**HOW TO COMPLETE THIS TASK:**
Among the entries below, find the lines with the word "here" and return them.
____________________
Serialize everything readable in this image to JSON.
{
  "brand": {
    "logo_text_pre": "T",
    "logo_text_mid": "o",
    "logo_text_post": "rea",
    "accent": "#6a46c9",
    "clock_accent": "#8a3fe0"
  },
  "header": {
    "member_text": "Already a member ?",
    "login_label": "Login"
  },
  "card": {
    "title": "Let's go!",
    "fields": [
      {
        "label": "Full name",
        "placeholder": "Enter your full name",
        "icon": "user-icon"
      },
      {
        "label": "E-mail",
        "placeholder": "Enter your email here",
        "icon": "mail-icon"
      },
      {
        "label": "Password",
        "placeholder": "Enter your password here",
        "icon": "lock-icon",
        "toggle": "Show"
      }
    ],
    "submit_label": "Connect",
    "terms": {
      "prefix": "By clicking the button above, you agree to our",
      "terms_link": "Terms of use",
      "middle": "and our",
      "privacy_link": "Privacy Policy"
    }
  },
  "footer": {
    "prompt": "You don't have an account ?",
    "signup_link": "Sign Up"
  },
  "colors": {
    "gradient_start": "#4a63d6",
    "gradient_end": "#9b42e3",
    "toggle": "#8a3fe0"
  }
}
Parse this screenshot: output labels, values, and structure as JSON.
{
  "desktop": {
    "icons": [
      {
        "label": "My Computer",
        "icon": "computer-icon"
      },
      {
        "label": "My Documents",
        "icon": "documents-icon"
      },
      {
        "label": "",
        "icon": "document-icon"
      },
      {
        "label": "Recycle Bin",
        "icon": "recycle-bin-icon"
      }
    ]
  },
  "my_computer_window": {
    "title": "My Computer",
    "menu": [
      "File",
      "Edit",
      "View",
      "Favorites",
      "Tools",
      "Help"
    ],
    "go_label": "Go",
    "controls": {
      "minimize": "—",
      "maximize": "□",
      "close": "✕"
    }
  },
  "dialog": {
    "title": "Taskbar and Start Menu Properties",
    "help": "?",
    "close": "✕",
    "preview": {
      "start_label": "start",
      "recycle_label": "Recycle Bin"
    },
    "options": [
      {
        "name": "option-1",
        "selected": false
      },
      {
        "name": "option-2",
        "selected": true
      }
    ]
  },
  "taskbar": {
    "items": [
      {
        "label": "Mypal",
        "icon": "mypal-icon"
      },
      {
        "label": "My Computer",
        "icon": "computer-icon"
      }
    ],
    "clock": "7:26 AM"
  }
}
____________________
**ANSWER:**
        "placeholder": "Enter your email here",
        "placeholder": "Enter your password here",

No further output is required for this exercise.